"For me, trust is built over time," the former Purdue and Boston Celtics assistant said during an introductory news conference in State College. "When I talked to them for the first time, I didn't expect them to jump through the video screen and say 'Man, this is our coach and we love him.'
"It's going to take time. It's going to take a lot of conversations. And I want to give them that time. I want to have that time, and that's how you build trust. You build trust by showing people that you care, over and over and over again. And then they start to feel like you have their best interests at heart."
Conversations bearing some fruit: Those conversations have apparently already borne some noteworthy fruit in the early going. Last week, guard Izaiah Brockington recommitted to the program after entering the portal upon news of Shrewsberry's hiring. He will be a senior and, for the moment, the team's leading returning scorer after averaging 12.6 points, 4.9 rebounds and 1.7 assists in 2020-21.
Fellow big names including leading scorer Myreon Jones, guards Jamari Wheeler and Seth Lundy as well as forwards John Harrar and Trent Buttrick remain in the portal and free to head elsewhere.
Shrewsberry said he has spoken to all of them and remains engaged to try to bring them back to a team that finished 11-14 and challenged for a March Madness berth despite the rugged nature of their Big Ten conference and the disruption of losing their head coach.
Recruiting other players: At the same time, he said he's also actively recruiting players from other programs who have entered the portal and can transfer with immediate eligibility to play next season.
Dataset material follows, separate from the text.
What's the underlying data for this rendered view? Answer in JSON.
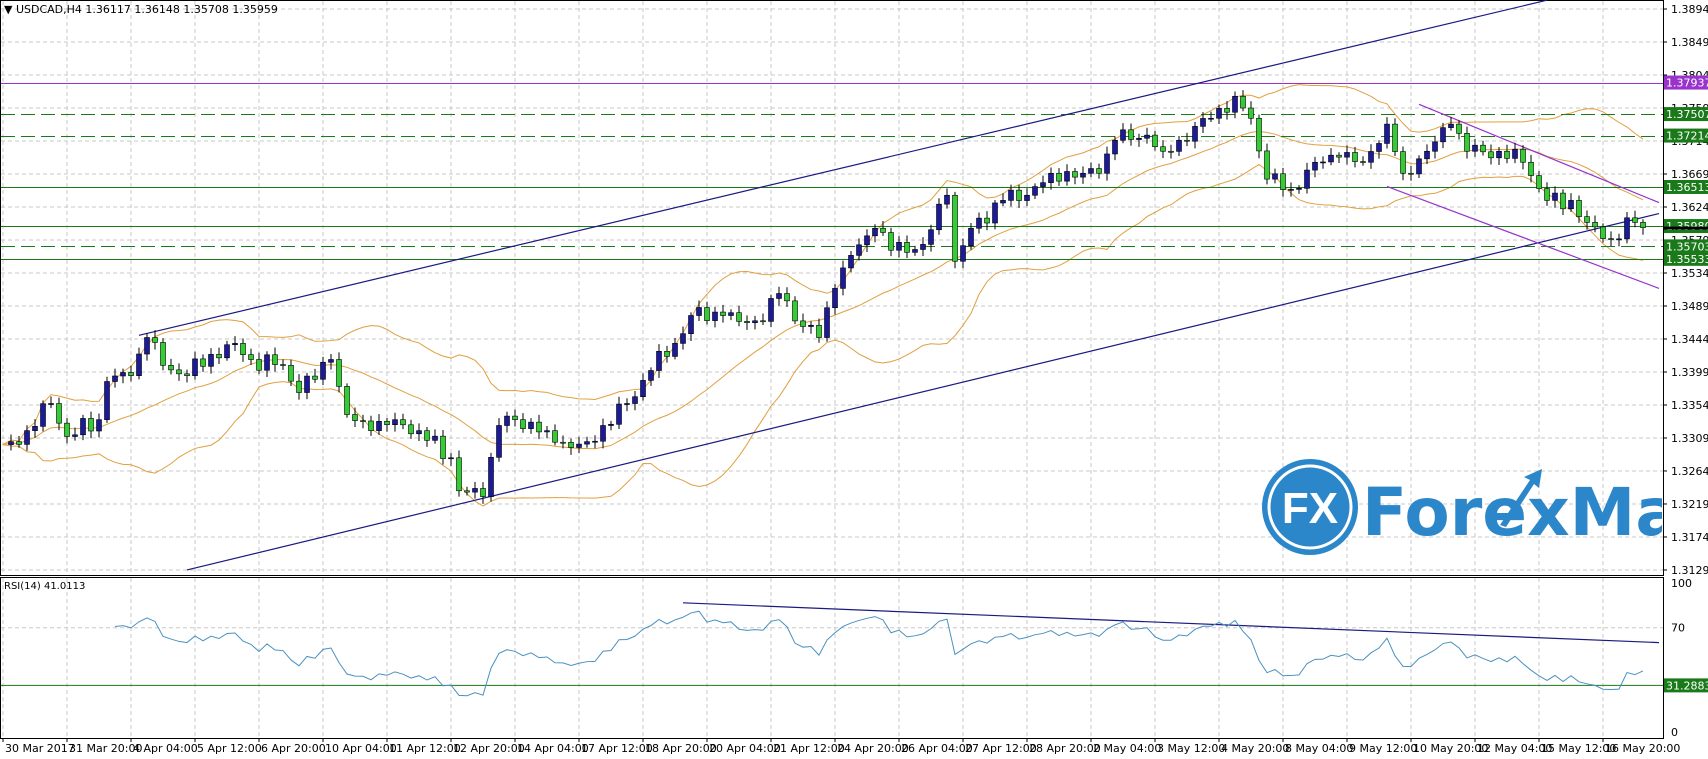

All with an eye toward building on the foundation Chambers had built and retaining its scrappy identity.
"I have much respect for coach Chambers and coach [ Jim] Ferry for what they did," he said. "I have much respect for the guys that played last season and how hard they played every single night.
"We're going to keep that underdog mentality. We're going to keep that chip-on-our-shoulder mentality."
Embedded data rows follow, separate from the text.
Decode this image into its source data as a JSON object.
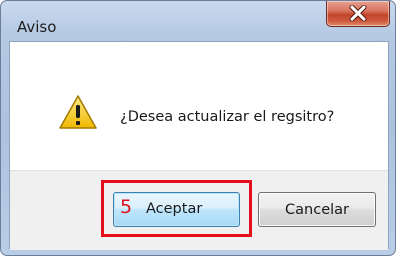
{
  "window": {
    "title": "Aviso"
  },
  "dialog": {
    "message": "¿Desea actualizar el regsitro?",
    "icon": "warning-icon"
  },
  "buttons": {
    "accept_label": "Aceptar",
    "cancel_label": "Cancelar"
  },
  "annotation": {
    "step_number": "5",
    "color": "#e3101c"
  },
  "colors": {
    "close_button": "#c3452b",
    "accept_border": "#3c7fb1",
    "warning_fill": "#f5c518"
  }
}
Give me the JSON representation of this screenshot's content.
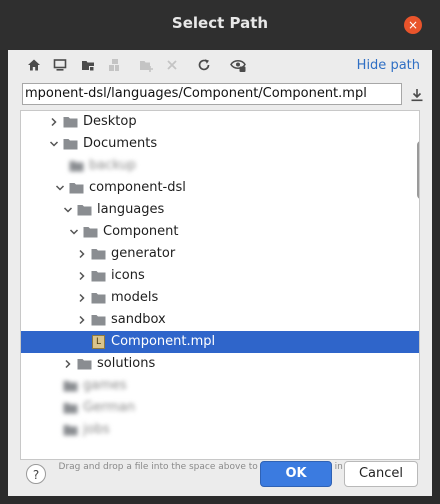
{
  "window": {
    "title": "Select Path",
    "close_label": "×"
  },
  "toolbar": {
    "icons": [
      "home-icon",
      "desktop-icon",
      "project-icon",
      "module-icon",
      "new-folder-icon",
      "delete-icon",
      "refresh-icon",
      "show-hidden-icon"
    ],
    "hide_path_label": "Hide path"
  },
  "path": {
    "value": "mponent-dsl/languages/Component/Component.mpl"
  },
  "tree": {
    "rows": [
      {
        "label": "Desktop"
      },
      {
        "label": "Documents"
      },
      {
        "label": "backup"
      },
      {
        "label": "component-dsl"
      },
      {
        "label": "languages"
      },
      {
        "label": "Component"
      },
      {
        "label": "generator"
      },
      {
        "label": "icons"
      },
      {
        "label": "models"
      },
      {
        "label": "sandbox"
      },
      {
        "label": "Component.mpl"
      },
      {
        "label": "solutions"
      },
      {
        "label": "games"
      },
      {
        "label": "German"
      },
      {
        "label": "jobs"
      }
    ]
  },
  "hint": "Drag and drop a file into the space above to quickly locate it in the tree",
  "footer": {
    "help_label": "?",
    "ok_label": "OK",
    "cancel_label": "Cancel"
  }
}
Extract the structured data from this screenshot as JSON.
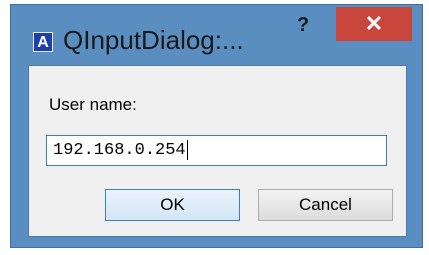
{
  "window": {
    "title": "QInputDialog:...",
    "app_icon_letter": "A",
    "help_label": "?",
    "close_label": "✕"
  },
  "dialog": {
    "label": "User name:",
    "input_value": "192.168.0.254",
    "ok_label": "OK",
    "cancel_label": "Cancel"
  },
  "colors": {
    "frame": "#5b8ec0",
    "close_button": "#c9463c",
    "client_bg": "#f0f0f0",
    "focus_border": "#3c7fb1"
  }
}
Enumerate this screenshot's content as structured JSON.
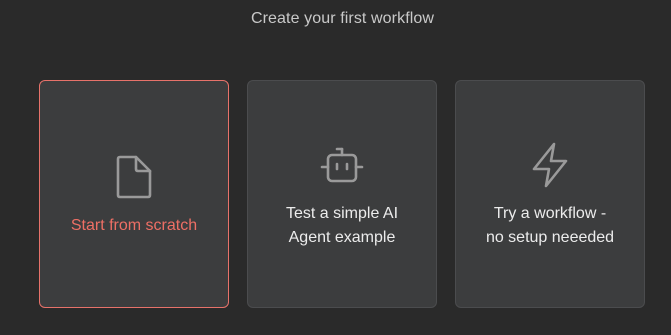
{
  "title": "Create your first workflow",
  "colors": {
    "background": "#2a2a2a",
    "card": "#3c3d3e",
    "accent": "#e7726a",
    "icon": "#9a9a9a"
  },
  "cards": [
    {
      "icon": "file-icon",
      "lines": [
        "Start from scratch"
      ],
      "selected": true
    },
    {
      "icon": "robot-icon",
      "lines": [
        "Test a simple AI",
        "Agent example"
      ],
      "selected": false
    },
    {
      "icon": "lightning-icon",
      "lines": [
        "Try a workflow -",
        "no setup neeeded"
      ],
      "selected": false
    }
  ]
}
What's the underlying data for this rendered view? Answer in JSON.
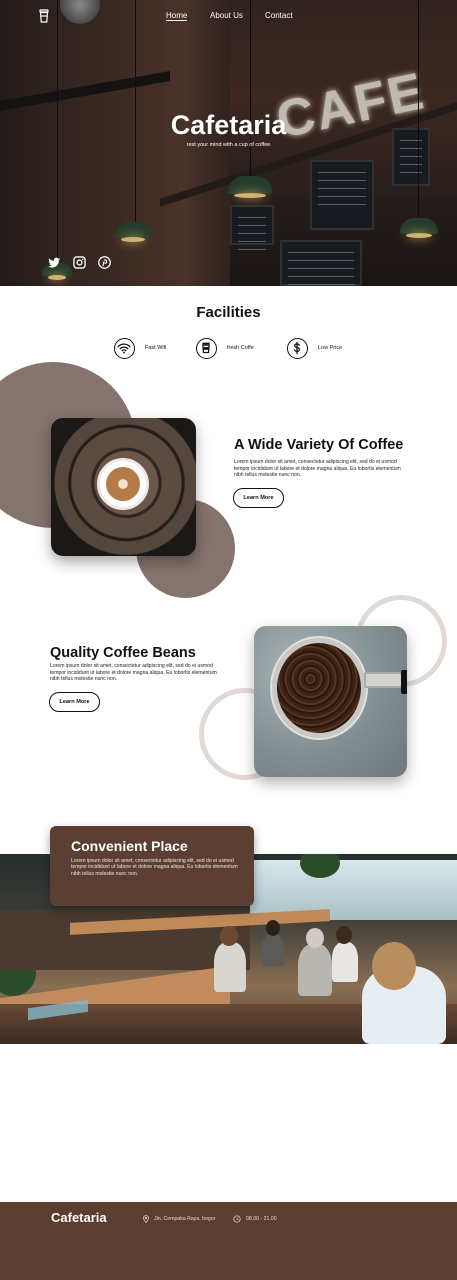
{
  "nav": {
    "items": [
      "Home",
      "About Us",
      "Contact"
    ]
  },
  "hero": {
    "title": "Cafetaria",
    "subtitle": "rest your mind with a cup of coffee",
    "sign_text": "CAFE",
    "socials": [
      "twitter-icon",
      "instagram-icon",
      "pinterest-icon"
    ]
  },
  "facilities": {
    "title": "Facilities",
    "items": [
      {
        "label": "Fast Wifi",
        "icon": "wifi-icon"
      },
      {
        "label": "fresh Coffe",
        "icon": "coffee-cup-icon"
      },
      {
        "label": "Low Price",
        "icon": "dollar-icon"
      }
    ]
  },
  "sections": {
    "variety": {
      "title": "A Wide Variety Of Coffee",
      "body": "Lorem ipsum dolor sit amet, consectetur adipiscing elit, sed do ei usmod tempor incididunt ut labore et dolore magna aliqua. Eu lobortis elementum nibh tellus molestie nunc non.",
      "button": "Learn More"
    },
    "beans": {
      "title": "Quality Coffee Beans",
      "body": "Lorem ipsum dolor sit amet, consectetur adipiscing elit, sed do ei usmod tempor incididunt ut labore et dolore magna aliqua. Eu lobortis elementum nibh tellus molestie nunc non.",
      "button": "Learn More"
    },
    "place": {
      "title": "Convenient Place",
      "body": "Lorem ipsum dolor sit amet, consectetur adipiscing elit, sed do ei usmod tempor incididunt ut labore et dolore magna aliqua. Eu lobortis elementum nibh tellus molestie nunc non."
    }
  },
  "footer": {
    "brand": "Cafetaria",
    "address": "Jln. Cempaka Raya, bogor",
    "hours": "08.00 - 21.00"
  },
  "colors": {
    "brown": "#5a3e30",
    "taupe": "#85736d",
    "ring": "#e2d9d5"
  }
}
Planning a free-flowing system: Offensively, Shrewsberry plans to spread the floor to create opportunities in a free-flowing system, one he had success running for head coach Matt Painter at Purdue this past season. His Boilermakers finished a lofty 26th in offensive efficiency, according to KenPom.com.
He emphasized the importance of remaining tough on the other side of the ball, as well, noting that most of the Big Ten's best defensive teams found themselves in the tournament this year.
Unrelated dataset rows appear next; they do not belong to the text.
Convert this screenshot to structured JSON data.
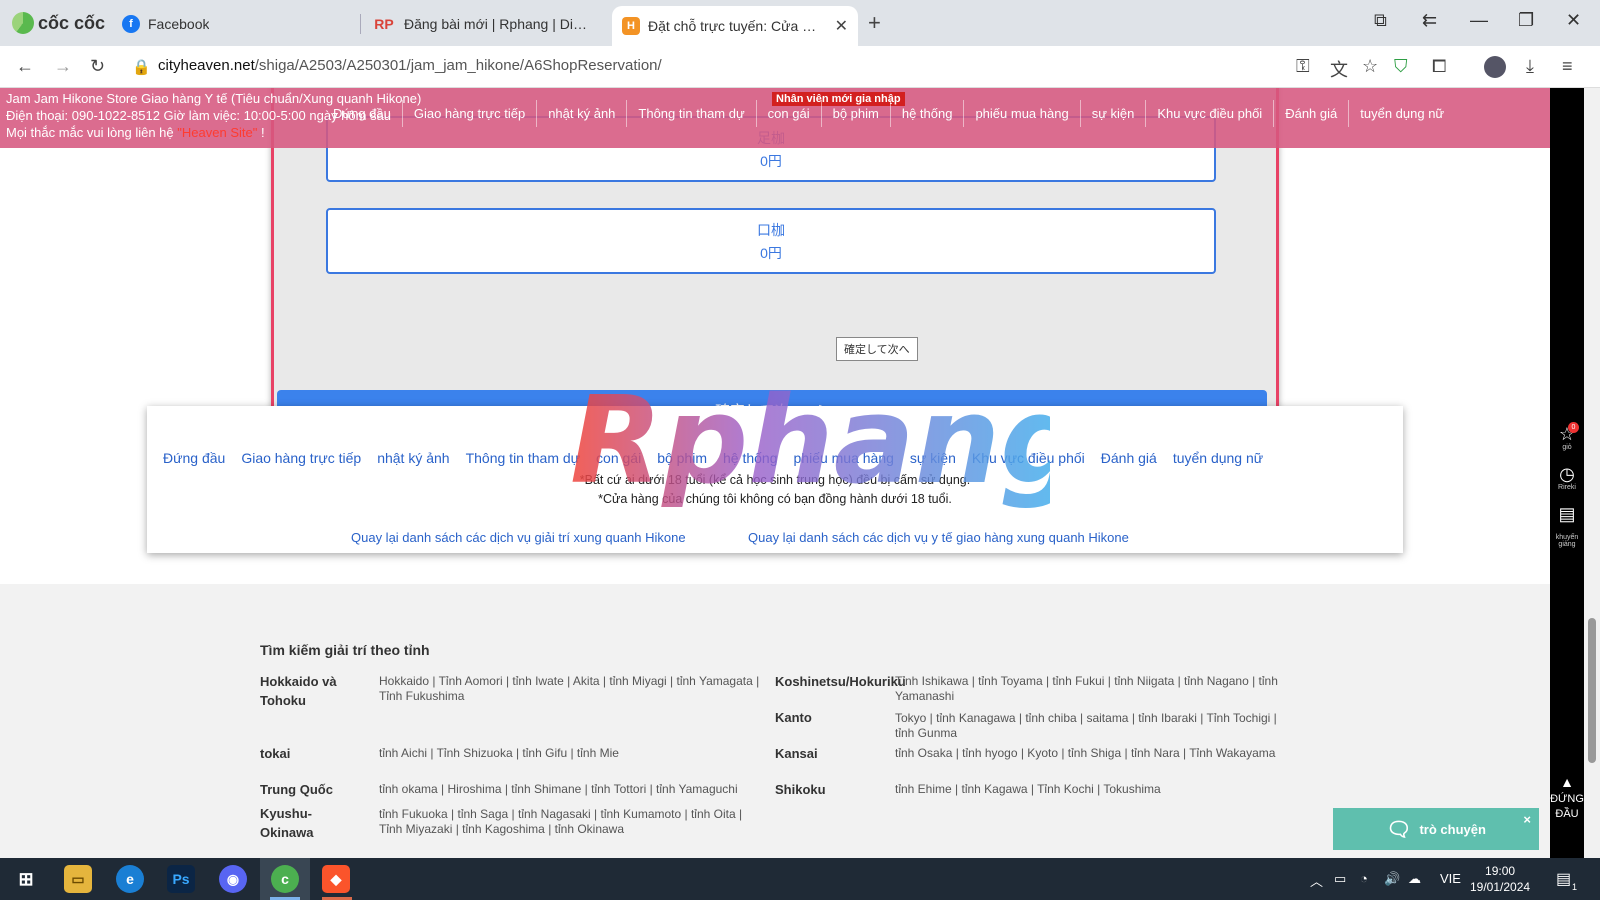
{
  "browser": {
    "brand": "cốc cốc",
    "tabs": [
      {
        "label": "Facebook",
        "favicon": "facebook-icon"
      },
      {
        "label": "Đăng bài mới | Rphang | Diễn Đàn",
        "favicon": "RP"
      },
      {
        "label": "Đặt chỗ trực tuyến: Cửa hàng",
        "favicon": "H",
        "active": true
      }
    ],
    "url_domain": "cityheaven.net",
    "url_path": "/shiga/A2503/A250301/jam_jam_hikone/A6ShopReservation/"
  },
  "pink_header": {
    "line1": "Jam Jam Hikone Store Giao hàng Y tế  (Tiêu chuẩn/Xung quanh Hikone)",
    "line2": "Điện thoại: 090-1022-8512 Giờ làm việc: 10:00-5:00 ngày hôm sau",
    "line3_prefix": "Mọi thắc mắc vui lòng liên hệ",
    "line3_highlight": "\"Heaven Site\"",
    "line3_suffix": "!",
    "new_staff": "Nhân viên mới gia nhập",
    "nav": [
      "Đứng đầu",
      "Giao hàng trực tiếp",
      "nhật ký ảnh",
      "Thông tin tham dự",
      "con gái",
      "bộ phim",
      "hệ thống",
      "phiếu mua hàng",
      "sự kiện",
      "Khu vực điều phối",
      "Đánh giá",
      "tuyển dụng nữ"
    ]
  },
  "reservation": {
    "option1_name": "足枷",
    "option1_price": "0円",
    "option2_name": "口枷",
    "option2_price": "0円",
    "confirm_label": "確定して次へ",
    "confirm_arrow": ">",
    "tooltip": "確定して次へ"
  },
  "watermark": "Rphang",
  "footer": {
    "nav": [
      "Đứng đầu",
      "Giao hàng trực tiếp",
      "nhật ký ảnh",
      "Thông tin tham dự",
      "con gái",
      "bộ phim",
      "hệ thống",
      "phiếu mua hàng",
      "sự kiện",
      "Khu vực điều phối",
      "Đánh giá",
      "tuyển dụng nữ"
    ],
    "notice1": "*Bất cứ ai dưới 18 tuổi (kể cả học sinh trung học) đều bị cấm sử dụng.",
    "notice2": "*Cửa hàng của chúng tôi không có bạn đồng hành dưới 18 tuổi.",
    "back_link1": "Quay lại danh sách các dịch vụ giải trí xung quanh Hikone",
    "back_link2": "Quay lại danh sách các dịch vụ y tế giao hàng xung quanh Hikone"
  },
  "regions": {
    "title": "Tìm kiếm giải trí theo tỉnh",
    "left": [
      {
        "name": "Hokkaido và Tohoku",
        "items": "Hokkaido | Tỉnh Aomori | tỉnh Iwate | Akita | tỉnh Miyagi | tỉnh Yamagata | Tỉnh Fukushima"
      },
      {
        "name": "tokai",
        "items": "tỉnh Aichi | Tỉnh Shizuoka | tỉnh Gifu | tỉnh Mie"
      },
      {
        "name": "Trung Quốc",
        "items": "tỉnh okama | Hiroshima | tỉnh Shimane | tỉnh Tottori | tỉnh Yamaguchi"
      },
      {
        "name": "Kyushu-Okinawa",
        "items": "tỉnh Fukuoka | tỉnh Saga | tỉnh Nagasaki | tỉnh Kumamoto | tỉnh Oita | Tỉnh Miyazaki | tỉnh Kagoshima | tỉnh Okinawa"
      }
    ],
    "right": [
      {
        "name": "Koshinetsu/Hokuriku",
        "items": "Tỉnh Ishikawa | tỉnh Toyama | tỉnh Fukui | tỉnh Niigata | tỉnh Nagano | tỉnh Yamanashi"
      },
      {
        "name": "Kanto",
        "items": "Tokyo | tỉnh Kanagawa | tỉnh chiba | saitama | tỉnh Ibaraki | Tỉnh Tochigi | tỉnh Gunma"
      },
      {
        "name": "Kansai",
        "items": "tỉnh Osaka | tỉnh hyogo | Kyoto | tỉnh Shiga | tỉnh Nara | Tỉnh Wakayama"
      },
      {
        "name": "Shikoku",
        "items": "tỉnh Ehime | tỉnh Kagawa | Tỉnh Kochi | Tokushima"
      }
    ]
  },
  "chat_widget": {
    "label": "trò chuyện",
    "close": "×"
  },
  "right_sidebar": {
    "badge": "0",
    "label1": "giỏ",
    "label2": "Rireki",
    "label3": "khuyến giảng",
    "top_label": "ĐỨNG ĐẦU"
  },
  "taskbar": {
    "language": "VIE",
    "time": "19:00",
    "date": "19/01/2024",
    "notification_count": "1"
  },
  "colors": {
    "pink_bar": "#d65880",
    "accent_blue": "#3b82ec",
    "red_border": "#e84266",
    "chat_green": "#5fbfae"
  }
}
A program that's suffered indignities: That's mostly fun and games for later, though. For now, the administration's handling of the program remains a top concern for many who've observed the indignities it's suffered over the years. They include players getting kicked out of their practice gym so that Bon Jovi could practice for a tour and closing the upper bowl of the Bryce Jordan Center to willing customers for a game a few years back.
Shrewsberry, at least, begins his tenure hopeful that those days are in the past and that others will soon see in Barbour's regime what her actions have not shown in recent months.
"I trust our administration," he said. "If I didn't have that trust in them, I probably wouldn't be here. But I trust everything that they tell me, and I believe in Sandy. I believe in Dr. [Eric] Barron and I believe in everyone else in this administration. I have that trust in them. Now I need to relay that trust to our players, and we'll keep making this a great situation for everybody."